So, JT asked:
3. You undoubtedly have a logical proof of some sort for a moral lawgiver. What is it?
No, I definitely don’t have a modus tollens, modus ponens style justification for my new position. I didn’t have one for my old position, and I doubt JT’s got one for his metaphysics. As the name suggests, metaphysics are hard to test.
So I end up approaching the problem from both sides. I look for things I’m really confident in or that I’m willing to presuppose (e.g. other minds exist, arbitrary murder is wrong, the worth of my life is at least within an order of maginitude of the worth of any randomly chosen human). These are first principles, and they’re pretty hard to prove (logically or otherwise). I’ll try and knock out a slightly less scattered list at some point in the future.
Imagine I’m trying to map out the ocean floor. These first principles are my soundings of depth. They may not be taken in a very systematic way, and there may be regions where I can’t take any soundings at all (the water’s too dangerous, my rope’s too short, etc). But this is the dataset I want any proposed map of the ocean floor to match.
The trouble is, I can end up with a lot of possible maps that satisfy these conditions. So now I start making some judgements about what a good map looks like. Maybe good maps of the ocean floor don’t have jump discontinuities. Maybe good maps are self-similar at a lot of different scales. This helps me pare down the list of possible maps, but the good map criterion is also hard to prove. Some of it is aesthetic, though I might also notice that certain principles of good maps do better than others at anticipating future soundings.
And that brings me to one of the biggest ways the ocean floor analogy isn’t a great stand-in for “How do you pick a metaphysics?” When we’re talking about moral philosophy, we start out with soundings in a lot of places. There isn’t much uncharted moral territory (by which I mean, places where we don’t have a preference between two outcomes or courses of actions). And some of the uncharted spots are boring and unhelpful. (Is “there are two identical twins unconscious in a pool and you can only save one, which one?” really going to help you distinguish between competing metaethical theories, or is it going to burn through working memory energy to little use?).
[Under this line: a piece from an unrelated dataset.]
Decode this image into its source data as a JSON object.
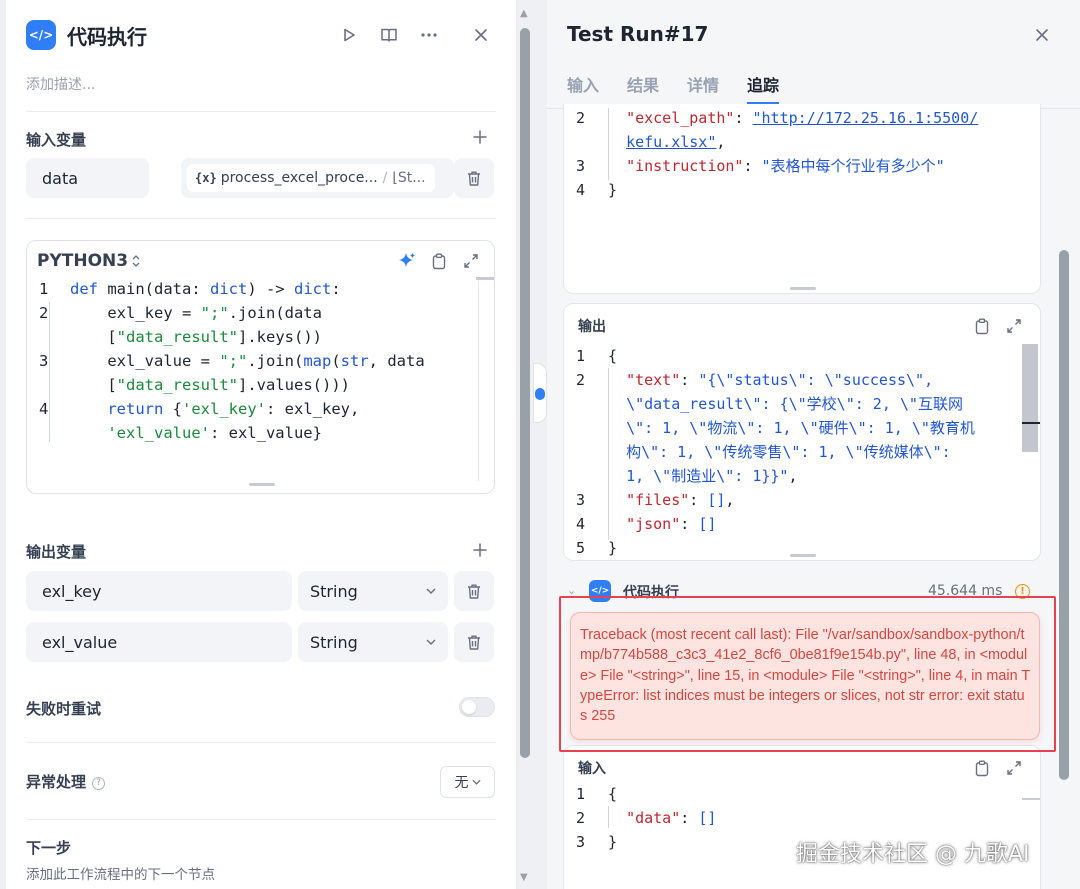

Sometimes, the closest I can get to new soundings is moral questions I change my mind about. Let’s say I used to prefer X, and now I prefer not-X, and I’ve been considering two metaethical systems: A and A’, which output as correct ‘X’ and ‘not-X’ respectively. Now that I’ve changed my mind, I should increase my expectation that A’ is true, since it was right before I was. (Note, this doesn’t work if you’ve adopted not-X because you became convinced A’ is likely. That way lies a feedback loop and madness).
And, at the abstract level at which I’m writing this post, that’s how Catholicism won me over. It matched a lot of the soundings I’d already taken, it predicted some measurements I later found myself having to revise, and it looked like a tolerably good map. It seemed like a better map than my virtue-ethics atheism. I suspect the place where JT and I disagree the most is not about the good map criteria, but about the moral soundings dataset I was trying to match up to a plausible map.
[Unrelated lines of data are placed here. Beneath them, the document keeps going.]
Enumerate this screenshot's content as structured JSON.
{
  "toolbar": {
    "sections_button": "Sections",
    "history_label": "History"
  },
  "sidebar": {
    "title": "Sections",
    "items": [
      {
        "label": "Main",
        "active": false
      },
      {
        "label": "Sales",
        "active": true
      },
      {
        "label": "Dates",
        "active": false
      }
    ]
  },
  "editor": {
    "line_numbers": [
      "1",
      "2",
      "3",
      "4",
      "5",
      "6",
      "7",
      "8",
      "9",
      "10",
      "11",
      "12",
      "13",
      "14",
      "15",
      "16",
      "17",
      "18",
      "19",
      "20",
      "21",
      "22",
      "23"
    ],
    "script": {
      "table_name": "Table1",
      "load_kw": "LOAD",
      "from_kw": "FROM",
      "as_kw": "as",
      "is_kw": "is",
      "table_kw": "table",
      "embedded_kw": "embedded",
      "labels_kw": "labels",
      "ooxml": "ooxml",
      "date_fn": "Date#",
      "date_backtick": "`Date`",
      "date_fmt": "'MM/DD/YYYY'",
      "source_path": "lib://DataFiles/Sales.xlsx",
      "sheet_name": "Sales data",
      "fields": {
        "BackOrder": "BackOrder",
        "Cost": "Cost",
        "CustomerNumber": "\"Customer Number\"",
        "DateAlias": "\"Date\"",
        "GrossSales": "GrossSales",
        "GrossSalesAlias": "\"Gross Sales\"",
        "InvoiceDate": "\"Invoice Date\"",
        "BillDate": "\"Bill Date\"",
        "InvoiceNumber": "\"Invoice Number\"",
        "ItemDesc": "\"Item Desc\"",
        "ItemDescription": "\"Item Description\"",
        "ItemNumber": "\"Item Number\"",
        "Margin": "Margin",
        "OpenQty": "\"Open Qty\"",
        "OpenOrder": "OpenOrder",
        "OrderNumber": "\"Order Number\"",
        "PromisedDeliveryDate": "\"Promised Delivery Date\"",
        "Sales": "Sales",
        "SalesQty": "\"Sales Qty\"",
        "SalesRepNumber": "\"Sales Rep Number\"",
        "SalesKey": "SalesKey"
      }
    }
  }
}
Now, some people will say, why choose a map at all? Why not just plot all the soundings and use that? (This is the “Why truck with metaethics?” objection). There are a couple of reasons. First of all, when you pare off all the most uncertain bits, but the tattered map you’ve got left isn’t always going to be of much use. It’s good to come up with some kind of schema for thinking about the gaps; you probably aren’t indifferent between all possible depths.
Second, there’s something else I need to add to this analogy to make it resemble moral philosophy a little more closely. Imagine you’re checking ocean depths with a really sucky rope. I don’t just mean that your observations are a little noisy (though they are) but there’s a whole list of only recently-known failure modes for your instrument (and we’re not particularly confident that we’ve sussed out all of them). Thinking at the map level might make it easier to spot when your observations are buggy. You don’t want to take all your observations at face value.
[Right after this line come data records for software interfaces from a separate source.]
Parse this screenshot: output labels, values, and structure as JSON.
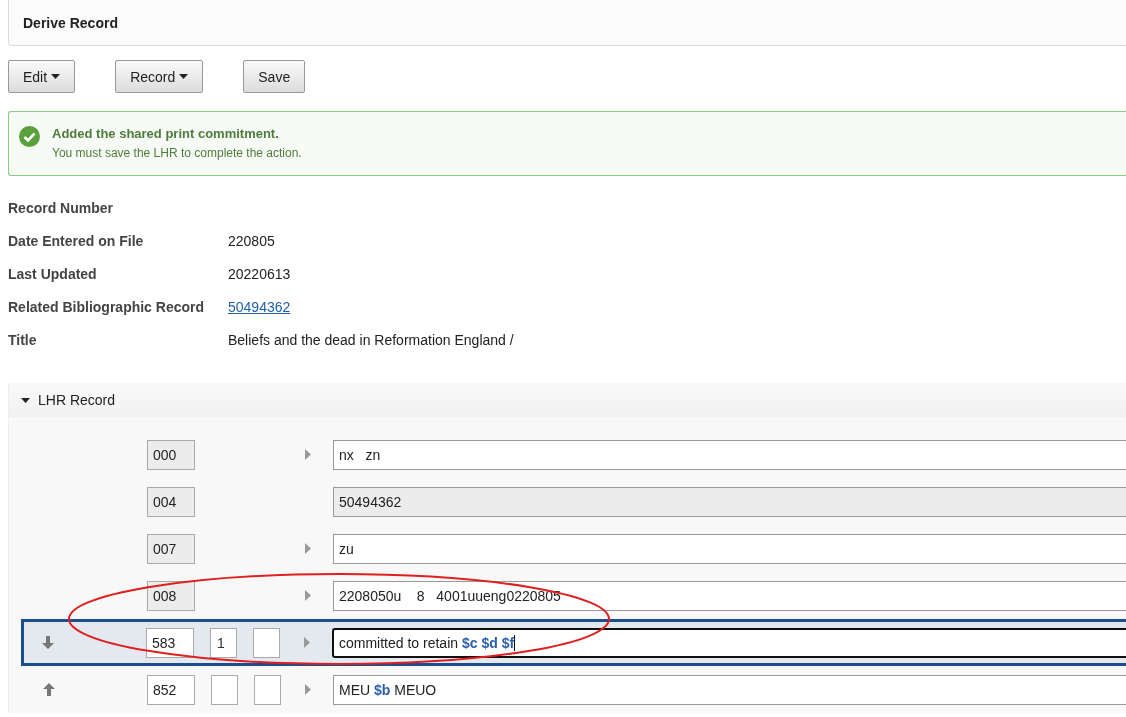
{
  "header": {
    "title": "Derive Record"
  },
  "toolbar": [
    {
      "label": "Edit",
      "kind": "menu"
    },
    {
      "label": "Record",
      "kind": "menu"
    },
    {
      "label": "Save",
      "kind": "plain"
    }
  ],
  "alert": {
    "kind": "success",
    "title": "Added the shared print commitment.",
    "message": "You must save the LHR to complete the action."
  },
  "fields": [
    {
      "label": "Record Number"
    },
    {
      "label": "Date Entered on File",
      "value": "220805"
    },
    {
      "label": "Last Updated",
      "value": "20220613"
    },
    {
      "label": "Related Bibliographic Record",
      "value": "50494362",
      "kind": "link"
    },
    {
      "label": "Title",
      "value": "Beliefs and the dead in Reformation England /"
    }
  ],
  "lhr": {
    "title": "LHR Record",
    "expanded": true,
    "rows": [
      {
        "tag": "000",
        "tag_locked": true,
        "has_indicators": false,
        "expandable": true,
        "content": "nx   zn",
        "content_locked": false,
        "selected": false,
        "can_move_down": false,
        "can_move_up": false
      },
      {
        "tag": "004",
        "tag_locked": true,
        "has_indicators": false,
        "expandable": false,
        "content": "50494362",
        "content_locked": true,
        "selected": false,
        "can_move_down": false,
        "can_move_up": false
      },
      {
        "tag": "007",
        "tag_locked": true,
        "has_indicators": false,
        "expandable": true,
        "content": "zu",
        "content_locked": false,
        "selected": false,
        "can_move_down": false,
        "can_move_up": false
      },
      {
        "tag": "008",
        "tag_locked": true,
        "has_indicators": false,
        "expandable": true,
        "content": "2208050u    8   4001uueng0220805",
        "content_locked": false,
        "selected": false,
        "can_move_down": false,
        "can_move_up": false
      },
      {
        "tag": "583",
        "tag_locked": false,
        "has_indicators": true,
        "ind1": "1",
        "expandable": true,
        "content": "committed to retain **$c** **$d** **$f**",
        "content_locked": false,
        "selected": true,
        "can_move_down": true,
        "can_move_up": false
      },
      {
        "tag": "852",
        "tag_locked": false,
        "has_indicators": true,
        "expandable": true,
        "content": "MEU **$b** MEUO",
        "content_locked": false,
        "selected": false,
        "can_move_down": false,
        "can_move_up": true
      }
    ]
  },
  "annotation": {
    "kind": "ellipse",
    "color": "#e02020"
  }
}
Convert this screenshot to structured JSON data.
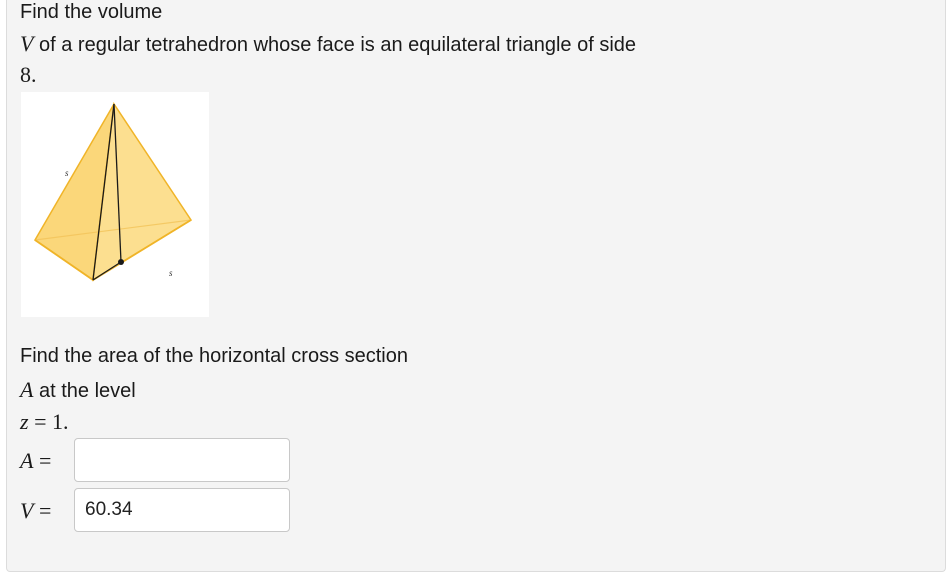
{
  "question": {
    "line1": "Find the volume",
    "line2_var": "V",
    "line2_text": " of a regular tetrahedron whose face is an equilateral triangle of side",
    "line3": "8."
  },
  "figure": {
    "edge_label_left": "s",
    "edge_label_right": "s",
    "fill_color": "#fbd77a",
    "edge_color": "#f0b428",
    "inner_line_color": "#1a1a1a"
  },
  "cross_section": {
    "line1": "Find the area of the horizontal cross section",
    "line2_var": "A",
    "line2_text": " at the level",
    "line3_var": "z",
    "line3_eq": " = 1."
  },
  "answers": {
    "a_var": "A",
    "a_eq": " =",
    "a_value": "",
    "v_var": "V",
    "v_eq": " =",
    "v_value": "60.34"
  }
}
Finally, it’s easier to have a discussion/debate with someone at the level of maps (and goodness of maps) than it is at the level of intuition datasets. Stirrings of conscience are an internal process; your interlocutor can’t watch you measure out fathoms of rope. So it’s easier to thrash things out when you can switch back and forth fluidly between predictions and theory (often using thought experiments).
And just one more thing: it’s at the map level that you get the concept of an ocean, not just a collection of points in xyz coordinate space.
Where does that leave me? Well, it’s possible that Catholicism/virtue ethics/teleology is a useful map, but it’s got some major deviations from the territory it’s supposed to depict (say, the existence of God). I don’t discount that possibility, and I’ve flagged some really weird observations it predicts that my intuitions still don’t resemble. But the map has proved helpful, so I expect the territory to have some level of correspondence. (Ptolemy’s epicycles got a lot right. You wouldn’t expect the model that replaced it to lose the ground it covered).
I don’t know that I’m right, but I think I’m less wrong. I think I’ve burned out some errors in my model of the world that won’t crop up again even if my confidence in the God map dipped below some critical threshold and another explanation surged ahead.